[App and web page records]
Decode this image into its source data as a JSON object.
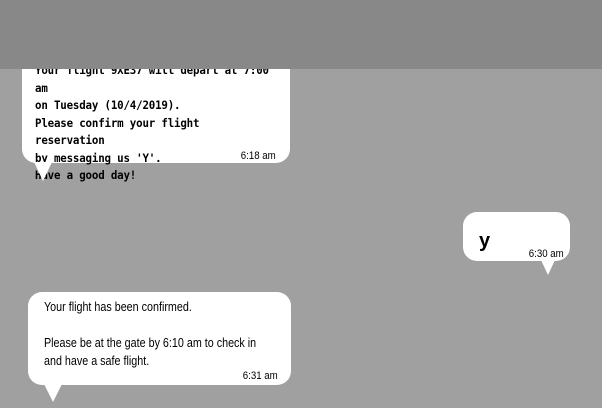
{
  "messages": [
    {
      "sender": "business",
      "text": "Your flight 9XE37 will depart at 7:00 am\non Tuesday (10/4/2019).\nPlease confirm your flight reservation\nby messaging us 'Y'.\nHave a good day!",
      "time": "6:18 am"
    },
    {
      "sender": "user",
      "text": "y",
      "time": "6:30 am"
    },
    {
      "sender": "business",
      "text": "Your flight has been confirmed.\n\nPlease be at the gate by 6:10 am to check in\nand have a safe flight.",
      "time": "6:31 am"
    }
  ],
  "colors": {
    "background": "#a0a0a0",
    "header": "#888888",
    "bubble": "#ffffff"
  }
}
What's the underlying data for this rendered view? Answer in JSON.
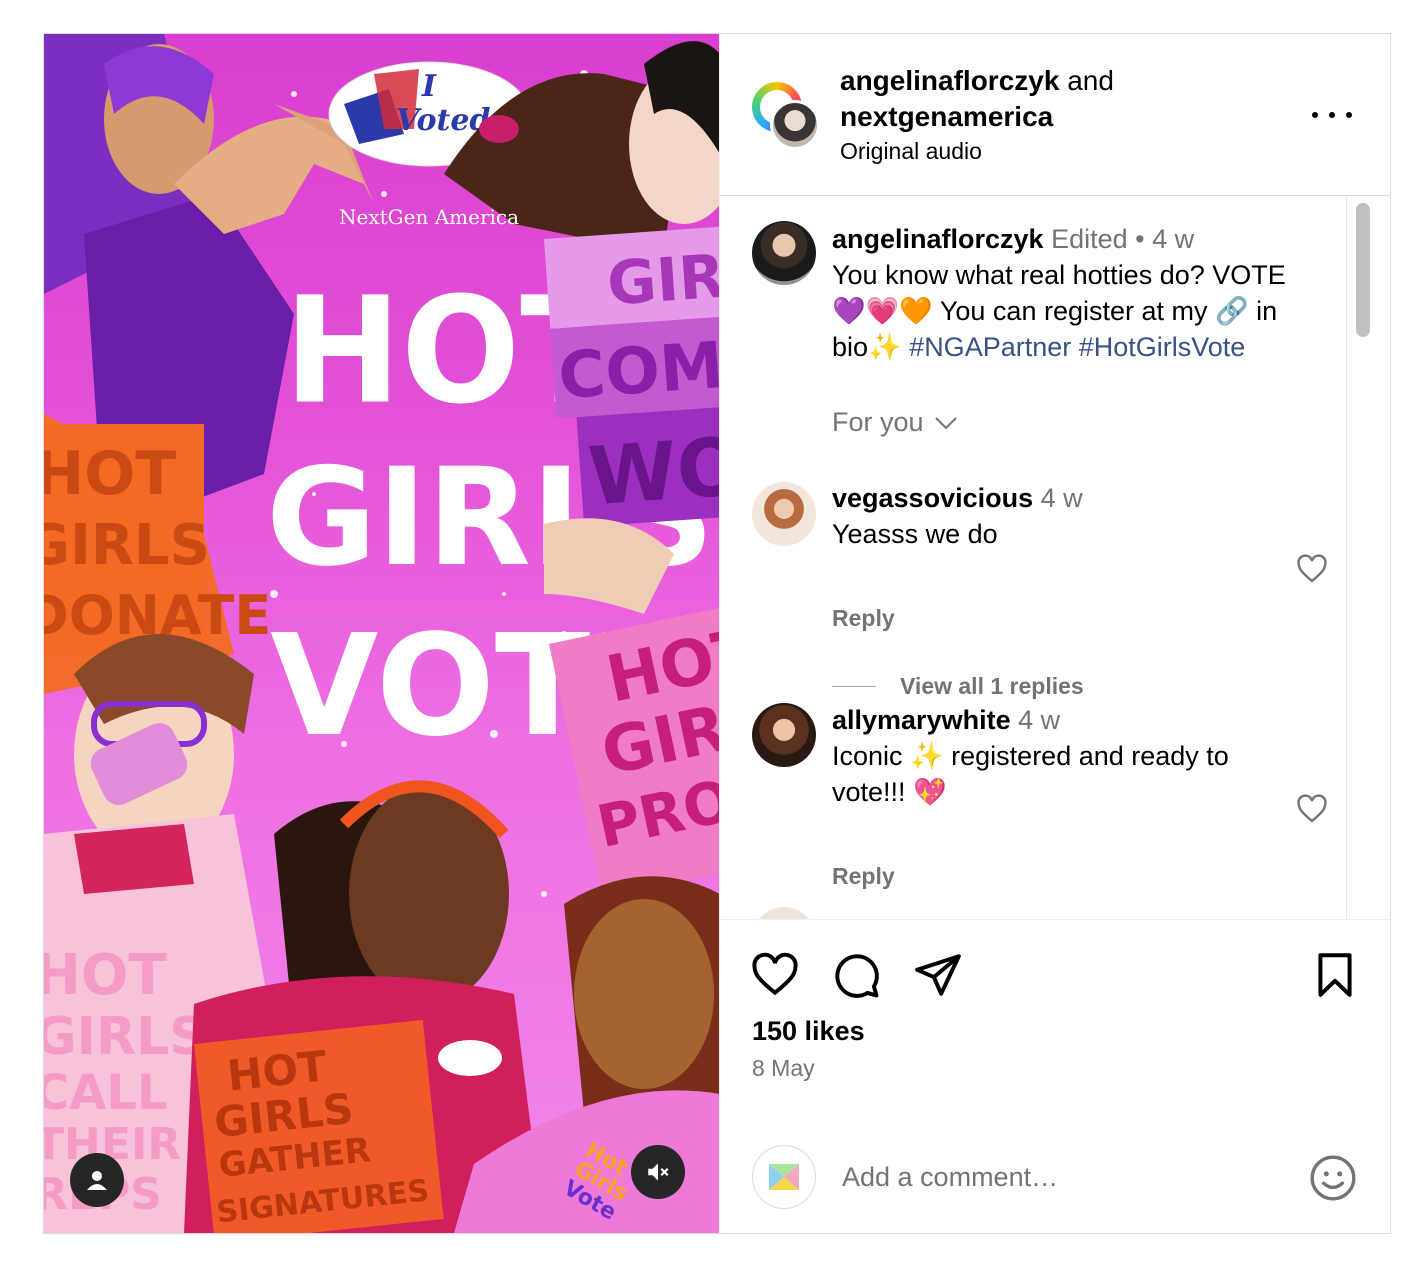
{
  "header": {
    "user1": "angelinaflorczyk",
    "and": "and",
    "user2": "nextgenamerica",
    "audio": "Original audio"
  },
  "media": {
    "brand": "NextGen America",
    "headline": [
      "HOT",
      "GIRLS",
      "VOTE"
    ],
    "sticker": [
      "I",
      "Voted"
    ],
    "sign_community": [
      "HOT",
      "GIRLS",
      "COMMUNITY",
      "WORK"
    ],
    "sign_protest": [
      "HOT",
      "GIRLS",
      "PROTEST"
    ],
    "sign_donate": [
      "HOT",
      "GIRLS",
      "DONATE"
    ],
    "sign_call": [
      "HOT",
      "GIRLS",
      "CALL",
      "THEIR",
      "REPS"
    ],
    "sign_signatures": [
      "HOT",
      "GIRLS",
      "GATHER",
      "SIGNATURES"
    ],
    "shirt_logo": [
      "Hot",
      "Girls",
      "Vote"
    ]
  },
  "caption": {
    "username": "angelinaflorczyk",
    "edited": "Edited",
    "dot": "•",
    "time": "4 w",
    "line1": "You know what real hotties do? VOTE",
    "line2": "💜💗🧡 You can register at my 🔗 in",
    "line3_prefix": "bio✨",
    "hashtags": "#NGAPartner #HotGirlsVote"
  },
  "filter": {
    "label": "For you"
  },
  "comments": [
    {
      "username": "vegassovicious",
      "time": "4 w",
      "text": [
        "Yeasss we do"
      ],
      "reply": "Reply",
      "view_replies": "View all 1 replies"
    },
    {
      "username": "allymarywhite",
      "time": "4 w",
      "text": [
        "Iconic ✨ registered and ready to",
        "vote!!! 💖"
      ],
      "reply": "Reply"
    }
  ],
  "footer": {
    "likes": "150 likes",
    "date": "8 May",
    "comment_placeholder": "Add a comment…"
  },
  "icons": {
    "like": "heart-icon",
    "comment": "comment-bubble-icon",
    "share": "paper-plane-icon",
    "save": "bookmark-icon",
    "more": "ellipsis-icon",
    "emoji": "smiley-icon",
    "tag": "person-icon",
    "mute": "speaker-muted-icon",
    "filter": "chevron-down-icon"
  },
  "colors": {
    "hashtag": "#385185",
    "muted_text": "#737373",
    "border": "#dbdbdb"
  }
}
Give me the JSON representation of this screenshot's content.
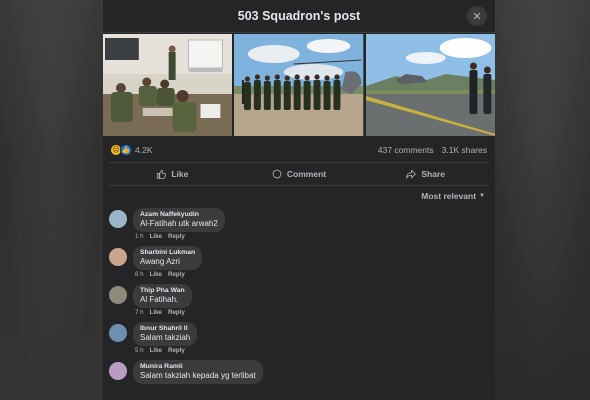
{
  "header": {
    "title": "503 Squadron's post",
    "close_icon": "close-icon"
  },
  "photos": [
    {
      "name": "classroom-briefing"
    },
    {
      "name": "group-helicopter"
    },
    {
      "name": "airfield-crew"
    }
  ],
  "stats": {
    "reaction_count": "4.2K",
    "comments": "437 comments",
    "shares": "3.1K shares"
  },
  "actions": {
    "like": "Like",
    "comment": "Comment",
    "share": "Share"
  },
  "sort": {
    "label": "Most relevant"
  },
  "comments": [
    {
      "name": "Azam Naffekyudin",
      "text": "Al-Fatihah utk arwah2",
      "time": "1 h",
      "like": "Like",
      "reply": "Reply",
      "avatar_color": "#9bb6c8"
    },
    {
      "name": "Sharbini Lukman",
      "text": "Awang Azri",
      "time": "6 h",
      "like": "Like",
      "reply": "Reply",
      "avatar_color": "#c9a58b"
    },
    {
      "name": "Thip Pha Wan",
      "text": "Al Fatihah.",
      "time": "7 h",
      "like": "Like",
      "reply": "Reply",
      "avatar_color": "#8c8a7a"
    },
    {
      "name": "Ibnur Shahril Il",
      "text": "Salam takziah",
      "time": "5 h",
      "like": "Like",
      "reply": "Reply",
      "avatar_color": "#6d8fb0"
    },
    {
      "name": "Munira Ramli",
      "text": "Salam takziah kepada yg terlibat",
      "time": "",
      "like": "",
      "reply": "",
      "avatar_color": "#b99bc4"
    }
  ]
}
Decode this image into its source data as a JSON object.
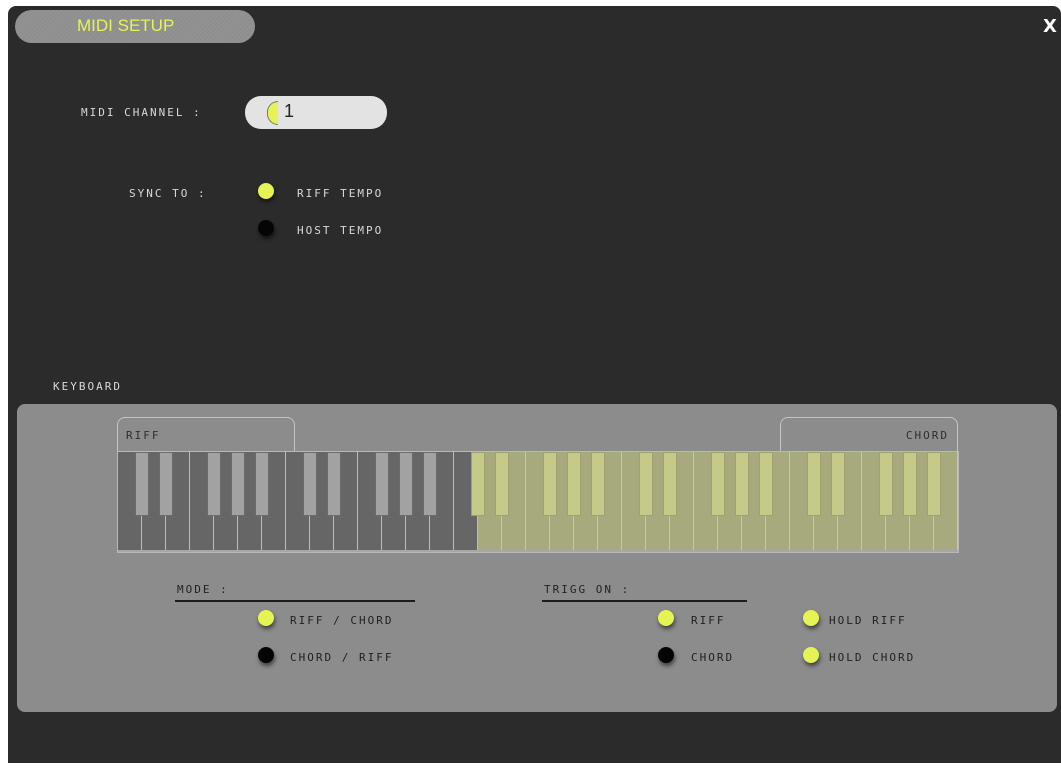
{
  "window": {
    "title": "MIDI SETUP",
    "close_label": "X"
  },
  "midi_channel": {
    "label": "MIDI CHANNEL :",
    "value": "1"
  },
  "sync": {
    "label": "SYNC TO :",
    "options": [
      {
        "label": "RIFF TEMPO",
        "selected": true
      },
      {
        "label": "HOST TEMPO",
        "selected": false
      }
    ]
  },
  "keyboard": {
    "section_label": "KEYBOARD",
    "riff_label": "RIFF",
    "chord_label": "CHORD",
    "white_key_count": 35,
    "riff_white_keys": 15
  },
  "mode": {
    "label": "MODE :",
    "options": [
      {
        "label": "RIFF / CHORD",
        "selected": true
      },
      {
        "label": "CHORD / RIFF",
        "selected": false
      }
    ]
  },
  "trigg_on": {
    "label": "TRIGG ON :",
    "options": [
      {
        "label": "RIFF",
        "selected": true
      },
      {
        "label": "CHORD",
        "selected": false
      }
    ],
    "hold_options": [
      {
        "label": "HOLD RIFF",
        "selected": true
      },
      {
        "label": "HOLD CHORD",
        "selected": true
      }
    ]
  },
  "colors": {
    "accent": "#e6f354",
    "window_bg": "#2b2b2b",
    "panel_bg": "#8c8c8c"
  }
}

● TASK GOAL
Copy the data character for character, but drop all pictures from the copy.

● SOLUTION
Decode this image into its source data as a JSON object.
{
  "messages": [
    {
      "sender": "business",
      "text": "Your flight 9XE37 will depart at 7:00 am\non Tuesday (10/4/2019).\nPlease confirm your flight reservation\nby messaging us 'Y'.\nHave a good day!",
      "time": "6:18 am"
    },
    {
      "sender": "user",
      "text": "y",
      "time": "6:30 am"
    },
    {
      "sender": "business",
      "text": "Your flight has been confirmed.\n\nPlease be at the gate by 6:10 am to check in\nand have a safe flight.",
      "time": "6:31 am"
    }
  ],
  "colors": {
    "background": "#a0a0a0",
    "header": "#888888",
    "bubble": "#ffffff"
  }
}
What's the underlying data for this rendered view? Answer in JSON.
{
  "header": {
    "user1": "angelinaflorczyk",
    "and": "and",
    "user2": "nextgenamerica",
    "audio": "Original audio"
  },
  "media": {
    "brand": "NextGen America",
    "headline": [
      "HOT",
      "GIRLS",
      "VOTE"
    ],
    "sticker": [
      "I",
      "Voted"
    ],
    "sign_community": [
      "HOT",
      "GIRLS",
      "COMMUNITY",
      "WORK"
    ],
    "sign_protest": [
      "HOT",
      "GIRLS",
      "PROTEST"
    ],
    "sign_donate": [
      "HOT",
      "GIRLS",
      "DONATE"
    ],
    "sign_call": [
      "HOT",
      "GIRLS",
      "CALL",
      "THEIR",
      "REPS"
    ],
    "sign_signatures": [
      "HOT",
      "GIRLS",
      "GATHER",
      "SIGNATURES"
    ],
    "shirt_logo": [
      "Hot",
      "Girls",
      "Vote"
    ]
  },
  "caption": {
    "username": "angelinaflorczyk",
    "edited": "Edited",
    "dot": "•",
    "time": "4 w",
    "line1": "You know what real hotties do? VOTE",
    "line2": "💜💗🧡 You can register at my 🔗 in",
    "line3_prefix": "bio✨",
    "hashtags": "#NGAPartner #HotGirlsVote"
  },
  "filter": {
    "label": "For you"
  },
  "comments": [
    {
      "username": "vegassovicious",
      "time": "4 w",
      "text": [
        "Yeasss we do"
      ],
      "reply": "Reply",
      "view_replies": "View all 1 replies"
    },
    {
      "username": "allymarywhite",
      "time": "4 w",
      "text": [
        "Iconic ✨ registered and ready to",
        "vote!!! 💖"
      ],
      "reply": "Reply"
    }
  ],
  "footer": {
    "likes": "150 likes",
    "date": "8 May",
    "comment_placeholder": "Add a comment…"
  },
  "icons": {
    "like": "heart-icon",
    "comment": "comment-bubble-icon",
    "share": "paper-plane-icon",
    "save": "bookmark-icon",
    "more": "ellipsis-icon",
    "emoji": "smiley-icon",
    "tag": "person-icon",
    "mute": "speaker-muted-icon",
    "filter": "chevron-down-icon"
  },
  "colors": {
    "hashtag": "#385185",
    "muted_text": "#737373",
    "border": "#dbdbdb"
  }
}
Give me the JSON representation of this screenshot's content.
{
  "header": {
    "title": "503 Squadron's post",
    "close_icon": "close-icon"
  },
  "photos": [
    {
      "name": "classroom-briefing"
    },
    {
      "name": "group-helicopter"
    },
    {
      "name": "airfield-crew"
    }
  ],
  "stats": {
    "reaction_count": "4.2K",
    "comments": "437 comments",
    "shares": "3.1K shares"
  },
  "actions": {
    "like": "Like",
    "comment": "Comment",
    "share": "Share"
  },
  "sort": {
    "label": "Most relevant"
  },
  "comments": [
    {
      "name": "Azam Naffekyudin",
      "text": "Al-Fatihah utk arwah2",
      "time": "1 h",
      "like": "Like",
      "reply": "Reply",
      "avatar_color": "#9bb6c8"
    },
    {
      "name": "Sharbini Lukman",
      "text": "Awang Azri",
      "time": "6 h",
      "like": "Like",
      "reply": "Reply",
      "avatar_color": "#c9a58b"
    },
    {
      "name": "Thip Pha Wan",
      "text": "Al Fatihah.",
      "time": "7 h",
      "like": "Like",
      "reply": "Reply",
      "avatar_color": "#8c8a7a"
    },
    {
      "name": "Ibnur Shahril Il",
      "text": "Salam takziah",
      "time": "5 h",
      "like": "Like",
      "reply": "Reply",
      "avatar_color": "#6d8fb0"
    },
    {
      "name": "Munira Ramli",
      "text": "Salam takziah kepada yg terlibat",
      "time": "",
      "like": "",
      "reply": "",
      "avatar_color": "#b99bc4"
    }
  ]
}
Decode this image into its source data as a JSON object.
{
  "window": {
    "title": "MIDI SETUP",
    "close_label": "X"
  },
  "midi_channel": {
    "label": "MIDI CHANNEL :",
    "value": "1"
  },
  "sync": {
    "label": "SYNC TO :",
    "options": [
      {
        "label": "RIFF TEMPO",
        "selected": true
      },
      {
        "label": "HOST TEMPO",
        "selected": false
      }
    ]
  },
  "keyboard": {
    "section_label": "KEYBOARD",
    "riff_label": "RIFF",
    "chord_label": "CHORD",
    "white_key_count": 35,
    "riff_white_keys": 15
  },
  "mode": {
    "label": "MODE :",
    "options": [
      {
        "label": "RIFF / CHORD",
        "selected": true
      },
      {
        "label": "CHORD / RIFF",
        "selected": false
      }
    ]
  },
  "trigg_on": {
    "label": "TRIGG ON :",
    "options": [
      {
        "label": "RIFF",
        "selected": true
      },
      {
        "label": "CHORD",
        "selected": false
      }
    ],
    "hold_options": [
      {
        "label": "HOLD RIFF",
        "selected": true
      },
      {
        "label": "HOLD CHORD",
        "selected": true
      }
    ]
  },
  "colors": {
    "accent": "#e6f354",
    "window_bg": "#2b2b2b",
    "panel_bg": "#8c8c8c"
  }
}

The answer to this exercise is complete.